A PROBABLE CAUSE
You might be surprised to know that probability is a relatively new area of math. Probability began to be studied in the mid-1600s. That may seem like a long time ago, but remember that people have been doing geometry for thousands of years.
Probability is involved any time we do something where we can’t know in advance what is going to happen. When we toss a coin in the air, we know it is going to come back down. However, we don’t know if it will land as heads or tails. That is probability.
Can you guess how many other words you could make by using any of the eleven letters in the word PROBABILITY? Do you think you could make fifty words, or is the number closer to twenty? There is no way to know except by sitting down with paper and pencil and inking a list.
For each word, you can use each letter as many times as it appears in PROBABILITY. For example, you could spell BABY because there are two Bs, but you can’t spell ROOT, because there is only one o.
When you roll the die, you are playing with probability. With each roll, you are just as likely to get I as you are 2, 3, 4, 5, or 6. That means that you have one in six chances to get any number. And each time you throw the die, the probability of getting a particular number remains the same.

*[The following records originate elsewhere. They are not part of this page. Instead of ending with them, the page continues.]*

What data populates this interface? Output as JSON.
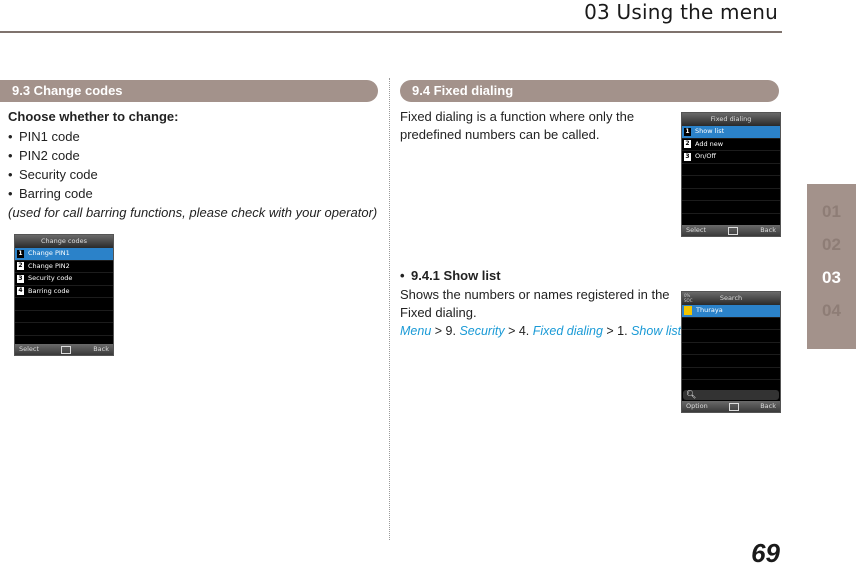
{
  "header": {
    "title": "03 Using the menu"
  },
  "left": {
    "section_title": "9.3  Change codes",
    "intro": "Choose whether to change:",
    "bullets": [
      "PIN1 code",
      "PIN2 code",
      "Security code",
      "Barring code"
    ],
    "note": "(used for call barring functions, please check with your operator)",
    "phone": {
      "title": "Change codes",
      "items": [
        {
          "num": "1",
          "label": "Change PIN1",
          "selected": true
        },
        {
          "num": "2",
          "label": "Change PIN2"
        },
        {
          "num": "3",
          "label": "Security code"
        },
        {
          "num": "4",
          "label": "Barring code"
        }
      ],
      "soft_left": "Select",
      "soft_right": "Back"
    }
  },
  "right": {
    "section_title": "9.4  Fixed dialing",
    "intro_line1": "Fixed dialing is a function where only the",
    "intro_line2": "predefined numbers can be called.",
    "phone1": {
      "title": "Fixed dialing",
      "items": [
        {
          "num": "1",
          "label": "Show list",
          "selected": true
        },
        {
          "num": "2",
          "label": "Add new"
        },
        {
          "num": "3",
          "label": "On/Off"
        }
      ],
      "soft_left": "Select",
      "soft_right": "Back"
    },
    "sub_title": "9.4.1  Show list",
    "sub_line1": "Shows the numbers or names registered in the",
    "sub_line2": "Fixed dialing.",
    "path": {
      "p1": "Menu",
      "s1": " > 9. ",
      "p2": "Security",
      "s2": " > 4. ",
      "p3": "Fixed dialing",
      "s3": " > 1. ",
      "p4": "Show list"
    },
    "phone2": {
      "title": "Search",
      "status": "0%\nSOC",
      "items": [
        {
          "label": "Thuraya",
          "selected": true
        }
      ],
      "search_icon": "magnifier-icon",
      "soft_left": "Option",
      "soft_right": "Back"
    }
  },
  "side_tabs": [
    "01",
    "02",
    "03",
    "04"
  ],
  "side_active": "03",
  "page_number": "69",
  "colors": {
    "accent_bar": "#a3928b",
    "rule": "#7f736d",
    "link": "#1a9ad6",
    "phone_highlight": "#2b82c9"
  }
}
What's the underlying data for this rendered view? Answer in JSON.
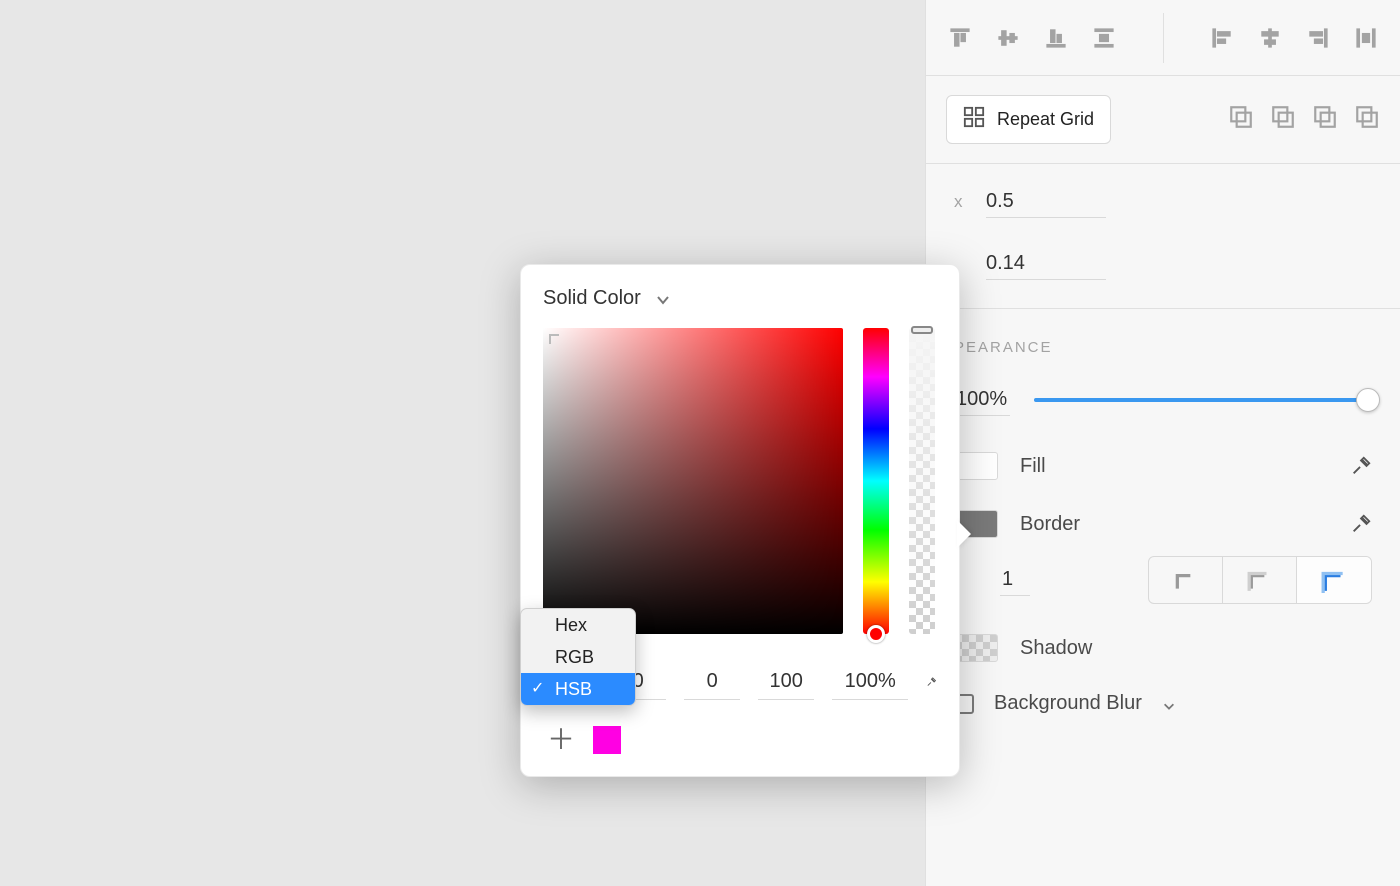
{
  "inspector": {
    "repeat_grid_label": "Repeat Grid",
    "position": {
      "x_axis_label": "X",
      "x_value": "0.5",
      "y_value": "0.14"
    },
    "appearance": {
      "section_title": "PEARANCE",
      "opacity_value": "100%",
      "fill": {
        "label": "Fill",
        "checked": true,
        "swatch_color": "#ffffff"
      },
      "border": {
        "label": "Border",
        "checked": true,
        "swatch_color": "#7a7a7a",
        "size": "1"
      },
      "shadow": {
        "label": "Shadow",
        "checked": false
      },
      "background_blur": {
        "label": "Background Blur",
        "checked": false
      }
    }
  },
  "color_picker": {
    "mode_label": "Solid Color",
    "values": {
      "h": "0",
      "s": "0",
      "b": "100",
      "a": "100%"
    },
    "saved_swatches": [
      "#ff00e3"
    ],
    "color_modes": {
      "options": [
        "Hex",
        "RGB",
        "HSB"
      ],
      "selected": "HSB"
    }
  }
}
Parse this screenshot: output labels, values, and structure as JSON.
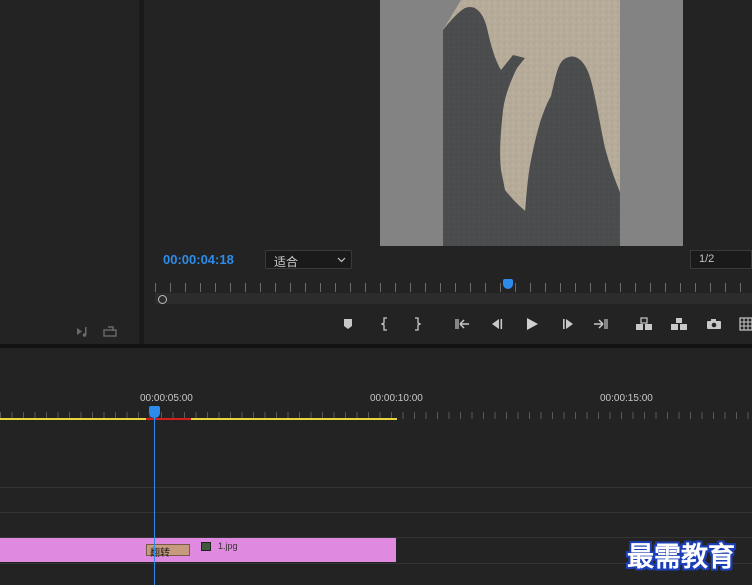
{
  "program_monitor": {
    "timecode": "00:00:04:18",
    "fit_select": {
      "value": "适合"
    },
    "resolution_select": {
      "value": "1/2"
    },
    "controls": [
      {
        "name": "add-marker-button",
        "icon": "marker-icon"
      },
      {
        "name": "mark-in-button",
        "icon": "mark-in-icon"
      },
      {
        "name": "mark-out-button",
        "icon": "mark-out-icon"
      },
      {
        "name": "go-to-in-button",
        "icon": "go-to-in-icon"
      },
      {
        "name": "step-back-button",
        "icon": "step-back-icon"
      },
      {
        "name": "play-button",
        "icon": "play-icon"
      },
      {
        "name": "step-forward-button",
        "icon": "step-forward-icon"
      },
      {
        "name": "go-to-out-button",
        "icon": "go-to-out-icon"
      },
      {
        "name": "lift-button",
        "icon": "lift-icon"
      },
      {
        "name": "extract-button",
        "icon": "extract-icon"
      },
      {
        "name": "export-frame-button",
        "icon": "camera-icon"
      },
      {
        "name": "comparison-view-button",
        "icon": "comparison-view-icon"
      }
    ]
  },
  "source_panel": {
    "icons": [
      "insert-audio-icon",
      "overwrite-icon"
    ]
  },
  "timeline": {
    "ruler_labels": [
      "00:00:05:00",
      "00:00:10:00",
      "00:00:15:00"
    ],
    "clip": {
      "name": "1.jpg",
      "effect_badge": "翻转",
      "color": "#e089e0"
    }
  },
  "colors": {
    "accent": "#2d8ceb",
    "work_area": "#e8d43c",
    "render_bar": "#d02020",
    "effect_badge": "#c69b7d"
  },
  "watermark": {
    "text": "最需教育"
  }
}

This is a game for two players. To play, you will need the following: • Five pennies and five nickels (or two sets of other markers) • A pair of dice • Paper and pencil for keeping score Players should cache have five markers, which are prisoners. Player 1 places his or her five prisoners in each cell of the top row. Player 2 places prisoners in the bottom row. Players take turns rolling the dice and subtracting the smaller number from the larger. If the difference matches a cell number, the prisoner kept in that cell goes free (is taken off the board). Whoever frees all the prisoners first, wins!
Who Owns That Car?
A man came into the motor vehicle department to register his new car. He requested a very special license plate with the numbers 337 31770. While signing the paperwork, the mysterious man said “Now everyone will know that this car belongs to me!” What was the man’s name?
Even and Odd-Explained
What’s going on? Why does Player E keep winning? There are two possible explanations:
1. If Player E always shows either two or four fingers, the answer will always be even regardless of the number of fingers Player O shows. Player E will win every time.
2. If Player Eis totally honest and shows fingers randomly, then it is the same as using the spinner. Player E will win most of the time. To see why, fill in this multiplication table and circle all the even numbers. Wow!